> **Working data**:
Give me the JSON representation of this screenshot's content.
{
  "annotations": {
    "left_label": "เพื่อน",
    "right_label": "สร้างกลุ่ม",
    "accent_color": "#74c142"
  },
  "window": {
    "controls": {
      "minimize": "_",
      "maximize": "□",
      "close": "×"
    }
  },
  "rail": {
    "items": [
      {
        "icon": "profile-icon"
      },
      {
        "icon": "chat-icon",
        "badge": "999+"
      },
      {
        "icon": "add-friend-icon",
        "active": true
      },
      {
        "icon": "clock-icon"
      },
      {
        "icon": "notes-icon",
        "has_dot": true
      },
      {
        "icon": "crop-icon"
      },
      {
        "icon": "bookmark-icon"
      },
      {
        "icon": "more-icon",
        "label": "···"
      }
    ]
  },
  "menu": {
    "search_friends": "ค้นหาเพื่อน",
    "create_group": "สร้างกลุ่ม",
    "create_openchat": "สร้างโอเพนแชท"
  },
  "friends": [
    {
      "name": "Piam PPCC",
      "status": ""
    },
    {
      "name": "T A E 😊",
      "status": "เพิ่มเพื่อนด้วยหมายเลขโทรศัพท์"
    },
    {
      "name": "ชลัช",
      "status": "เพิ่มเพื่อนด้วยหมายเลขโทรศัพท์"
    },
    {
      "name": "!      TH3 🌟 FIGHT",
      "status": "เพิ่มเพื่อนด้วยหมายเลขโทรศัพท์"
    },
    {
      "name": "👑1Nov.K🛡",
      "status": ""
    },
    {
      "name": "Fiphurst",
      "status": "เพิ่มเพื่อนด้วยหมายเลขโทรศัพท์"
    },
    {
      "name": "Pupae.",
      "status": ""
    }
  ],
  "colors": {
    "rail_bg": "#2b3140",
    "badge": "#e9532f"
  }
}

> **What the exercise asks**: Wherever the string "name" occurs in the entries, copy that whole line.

> **Exercise result**:
      "name": "Piam PPCC",
      "name": "T A E 😊",
      "name": "ชลัช",
      "name": "!      TH3 🌟 FIGHT",
      "name": "👑1Nov.K🛡",
      "name": "Fiphurst",
      "name": "Pupae.",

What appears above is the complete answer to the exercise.